Exercise requirements: Search term "value": copy each line of the records that contains it.
BEGIN Records to process
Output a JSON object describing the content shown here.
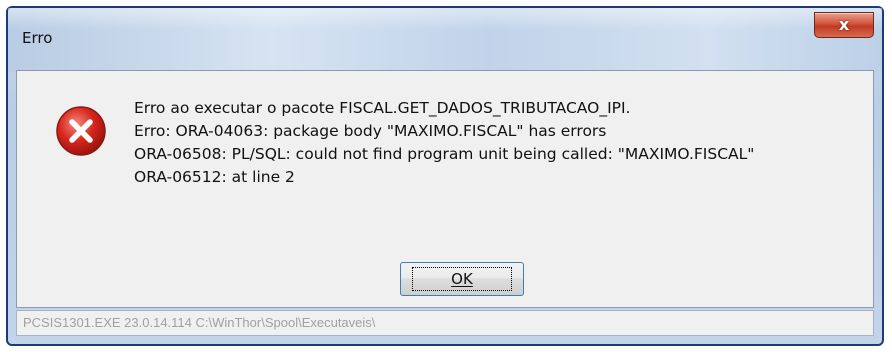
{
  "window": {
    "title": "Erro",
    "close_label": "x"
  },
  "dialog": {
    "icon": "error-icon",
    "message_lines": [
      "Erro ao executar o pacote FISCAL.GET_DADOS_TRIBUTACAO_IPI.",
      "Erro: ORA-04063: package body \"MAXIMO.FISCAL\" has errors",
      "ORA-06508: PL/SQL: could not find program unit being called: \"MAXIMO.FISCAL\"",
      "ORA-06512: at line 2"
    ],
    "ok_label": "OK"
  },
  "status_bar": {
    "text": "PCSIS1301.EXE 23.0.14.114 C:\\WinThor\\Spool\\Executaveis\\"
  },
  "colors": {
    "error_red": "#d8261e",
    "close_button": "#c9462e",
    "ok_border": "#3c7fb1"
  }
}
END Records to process
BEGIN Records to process
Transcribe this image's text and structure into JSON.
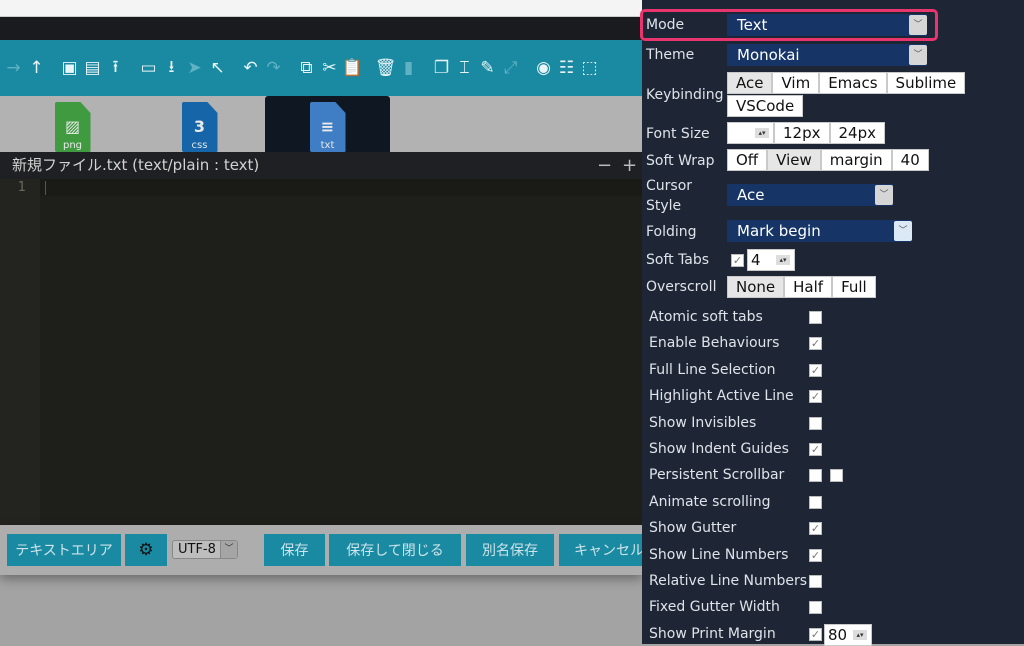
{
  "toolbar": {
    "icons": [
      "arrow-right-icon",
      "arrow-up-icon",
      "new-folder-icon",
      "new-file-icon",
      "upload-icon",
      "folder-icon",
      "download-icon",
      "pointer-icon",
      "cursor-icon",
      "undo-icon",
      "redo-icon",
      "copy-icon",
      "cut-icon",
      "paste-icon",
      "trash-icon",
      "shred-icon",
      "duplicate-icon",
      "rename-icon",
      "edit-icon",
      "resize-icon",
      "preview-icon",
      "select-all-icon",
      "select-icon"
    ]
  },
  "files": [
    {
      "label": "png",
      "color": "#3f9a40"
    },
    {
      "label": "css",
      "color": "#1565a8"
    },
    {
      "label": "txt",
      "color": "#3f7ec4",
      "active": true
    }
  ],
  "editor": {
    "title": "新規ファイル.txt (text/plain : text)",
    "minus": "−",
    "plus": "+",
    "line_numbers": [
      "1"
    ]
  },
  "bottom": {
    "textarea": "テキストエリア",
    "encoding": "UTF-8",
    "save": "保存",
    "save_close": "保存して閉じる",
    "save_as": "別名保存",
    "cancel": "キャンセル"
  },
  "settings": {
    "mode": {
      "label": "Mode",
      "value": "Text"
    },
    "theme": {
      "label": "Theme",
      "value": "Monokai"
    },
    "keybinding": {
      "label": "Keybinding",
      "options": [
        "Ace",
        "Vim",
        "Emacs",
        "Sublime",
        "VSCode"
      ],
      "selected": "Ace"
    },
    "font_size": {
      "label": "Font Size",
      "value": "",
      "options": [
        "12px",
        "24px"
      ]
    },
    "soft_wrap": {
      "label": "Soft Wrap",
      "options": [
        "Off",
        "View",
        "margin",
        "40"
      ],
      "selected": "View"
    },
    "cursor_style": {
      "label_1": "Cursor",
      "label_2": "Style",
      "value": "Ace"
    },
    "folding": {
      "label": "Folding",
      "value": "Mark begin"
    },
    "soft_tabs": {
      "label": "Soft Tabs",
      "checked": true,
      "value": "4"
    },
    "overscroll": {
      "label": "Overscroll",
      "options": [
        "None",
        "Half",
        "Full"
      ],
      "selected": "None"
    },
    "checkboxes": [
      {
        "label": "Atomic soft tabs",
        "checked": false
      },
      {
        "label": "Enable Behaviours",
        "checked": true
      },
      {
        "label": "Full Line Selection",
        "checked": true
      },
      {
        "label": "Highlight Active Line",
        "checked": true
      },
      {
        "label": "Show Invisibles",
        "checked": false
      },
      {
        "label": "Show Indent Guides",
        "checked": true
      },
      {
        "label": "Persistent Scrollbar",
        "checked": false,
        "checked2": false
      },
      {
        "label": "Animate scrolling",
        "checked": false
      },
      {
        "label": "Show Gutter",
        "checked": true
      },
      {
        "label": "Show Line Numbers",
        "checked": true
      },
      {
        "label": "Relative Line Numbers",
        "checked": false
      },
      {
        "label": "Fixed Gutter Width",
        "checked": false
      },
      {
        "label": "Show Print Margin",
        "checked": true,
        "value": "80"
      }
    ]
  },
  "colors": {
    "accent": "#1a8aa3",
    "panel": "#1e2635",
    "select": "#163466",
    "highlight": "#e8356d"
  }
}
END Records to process
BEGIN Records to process
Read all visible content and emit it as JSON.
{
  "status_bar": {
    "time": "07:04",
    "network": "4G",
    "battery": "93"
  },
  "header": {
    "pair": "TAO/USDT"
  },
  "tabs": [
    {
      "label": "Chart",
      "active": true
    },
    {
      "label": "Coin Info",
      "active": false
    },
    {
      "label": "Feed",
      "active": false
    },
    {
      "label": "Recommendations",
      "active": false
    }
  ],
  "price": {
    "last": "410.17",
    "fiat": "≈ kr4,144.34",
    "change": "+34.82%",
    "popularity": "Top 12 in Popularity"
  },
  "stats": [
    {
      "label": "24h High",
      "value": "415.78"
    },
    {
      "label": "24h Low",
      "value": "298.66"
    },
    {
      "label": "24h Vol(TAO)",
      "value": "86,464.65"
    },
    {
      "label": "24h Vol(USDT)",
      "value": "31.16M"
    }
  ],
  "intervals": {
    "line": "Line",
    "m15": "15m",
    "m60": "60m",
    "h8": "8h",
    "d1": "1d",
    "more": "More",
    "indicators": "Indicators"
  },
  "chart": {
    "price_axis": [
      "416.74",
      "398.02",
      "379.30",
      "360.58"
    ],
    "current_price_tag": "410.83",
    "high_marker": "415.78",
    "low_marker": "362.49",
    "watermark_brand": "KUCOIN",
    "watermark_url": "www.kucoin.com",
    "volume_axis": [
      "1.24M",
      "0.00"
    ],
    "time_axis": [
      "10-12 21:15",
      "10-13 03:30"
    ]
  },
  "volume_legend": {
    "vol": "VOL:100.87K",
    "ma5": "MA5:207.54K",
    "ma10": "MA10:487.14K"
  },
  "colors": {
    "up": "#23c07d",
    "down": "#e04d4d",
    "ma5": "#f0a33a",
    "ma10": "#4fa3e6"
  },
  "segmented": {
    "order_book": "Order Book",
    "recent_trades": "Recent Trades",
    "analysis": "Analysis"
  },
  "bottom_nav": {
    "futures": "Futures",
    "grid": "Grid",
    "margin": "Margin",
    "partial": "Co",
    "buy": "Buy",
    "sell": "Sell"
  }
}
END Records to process
Exercise answer:
      "value": "Text"
      "value": "Monokai"
      "value": "",
      "value": "Ace"
      "value": "Mark begin"
      "value": "4"
        "value": "80"
      "value": "415.78"
      "value": "298.66"
      "value": "86,464.65"
      "value": "31.16M"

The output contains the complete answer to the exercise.